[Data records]
::::
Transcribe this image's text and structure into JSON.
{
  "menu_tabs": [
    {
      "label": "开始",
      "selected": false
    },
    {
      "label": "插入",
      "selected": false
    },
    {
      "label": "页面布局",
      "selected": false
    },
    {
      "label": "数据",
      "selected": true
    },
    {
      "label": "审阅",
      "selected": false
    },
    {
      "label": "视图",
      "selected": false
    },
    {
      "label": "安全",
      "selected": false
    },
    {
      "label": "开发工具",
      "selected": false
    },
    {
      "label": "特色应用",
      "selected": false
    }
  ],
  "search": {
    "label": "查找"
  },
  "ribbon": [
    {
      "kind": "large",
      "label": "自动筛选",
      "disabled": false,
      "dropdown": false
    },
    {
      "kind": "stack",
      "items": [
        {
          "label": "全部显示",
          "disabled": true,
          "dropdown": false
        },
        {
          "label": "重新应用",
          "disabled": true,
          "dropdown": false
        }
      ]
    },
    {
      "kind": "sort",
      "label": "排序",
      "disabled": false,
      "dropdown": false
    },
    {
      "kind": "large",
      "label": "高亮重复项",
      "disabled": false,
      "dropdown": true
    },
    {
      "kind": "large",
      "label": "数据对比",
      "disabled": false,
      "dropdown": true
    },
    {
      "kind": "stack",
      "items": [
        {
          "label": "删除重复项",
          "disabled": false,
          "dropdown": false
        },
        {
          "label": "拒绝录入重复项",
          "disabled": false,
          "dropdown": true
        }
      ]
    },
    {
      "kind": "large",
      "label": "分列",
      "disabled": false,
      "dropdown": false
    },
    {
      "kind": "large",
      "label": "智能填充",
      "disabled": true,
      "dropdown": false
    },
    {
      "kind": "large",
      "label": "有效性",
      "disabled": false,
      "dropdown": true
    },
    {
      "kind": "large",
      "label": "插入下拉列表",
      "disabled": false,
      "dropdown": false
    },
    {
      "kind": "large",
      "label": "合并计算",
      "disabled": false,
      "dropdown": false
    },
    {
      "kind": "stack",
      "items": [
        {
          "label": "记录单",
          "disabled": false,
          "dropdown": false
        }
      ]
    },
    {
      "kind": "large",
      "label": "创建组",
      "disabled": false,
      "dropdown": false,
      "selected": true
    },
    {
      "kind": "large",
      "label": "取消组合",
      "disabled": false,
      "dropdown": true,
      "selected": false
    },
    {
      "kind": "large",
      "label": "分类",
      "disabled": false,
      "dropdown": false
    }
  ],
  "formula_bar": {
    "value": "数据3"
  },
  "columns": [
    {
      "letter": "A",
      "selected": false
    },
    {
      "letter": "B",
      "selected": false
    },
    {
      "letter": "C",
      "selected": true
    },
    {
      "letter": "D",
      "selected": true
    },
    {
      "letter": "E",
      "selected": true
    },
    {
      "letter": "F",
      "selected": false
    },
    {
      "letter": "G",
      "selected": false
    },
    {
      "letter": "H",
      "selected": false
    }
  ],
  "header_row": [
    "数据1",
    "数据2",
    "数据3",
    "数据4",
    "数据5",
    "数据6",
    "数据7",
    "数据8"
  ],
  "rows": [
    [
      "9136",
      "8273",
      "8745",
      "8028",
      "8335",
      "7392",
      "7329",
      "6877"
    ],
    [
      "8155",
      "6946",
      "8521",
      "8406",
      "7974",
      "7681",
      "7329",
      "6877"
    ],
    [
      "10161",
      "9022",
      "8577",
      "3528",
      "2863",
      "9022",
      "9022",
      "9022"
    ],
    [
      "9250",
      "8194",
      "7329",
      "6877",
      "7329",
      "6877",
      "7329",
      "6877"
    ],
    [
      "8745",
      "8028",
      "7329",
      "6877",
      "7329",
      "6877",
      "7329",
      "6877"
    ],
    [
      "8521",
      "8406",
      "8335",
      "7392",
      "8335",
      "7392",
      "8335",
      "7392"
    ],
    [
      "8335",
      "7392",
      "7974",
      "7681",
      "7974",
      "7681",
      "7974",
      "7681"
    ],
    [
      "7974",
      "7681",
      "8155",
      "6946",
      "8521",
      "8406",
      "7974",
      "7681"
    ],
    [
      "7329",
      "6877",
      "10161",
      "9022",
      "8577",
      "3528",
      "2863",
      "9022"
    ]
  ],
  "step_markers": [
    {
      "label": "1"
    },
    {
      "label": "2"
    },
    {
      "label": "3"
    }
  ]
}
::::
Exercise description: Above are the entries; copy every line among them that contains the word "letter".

Finished task:
      "letter": "A",
      "letter": "B",
      "letter": "C",
      "letter": "D",
      "letter": "E",
      "letter": "F",
      "letter": "G",
      "letter": "H",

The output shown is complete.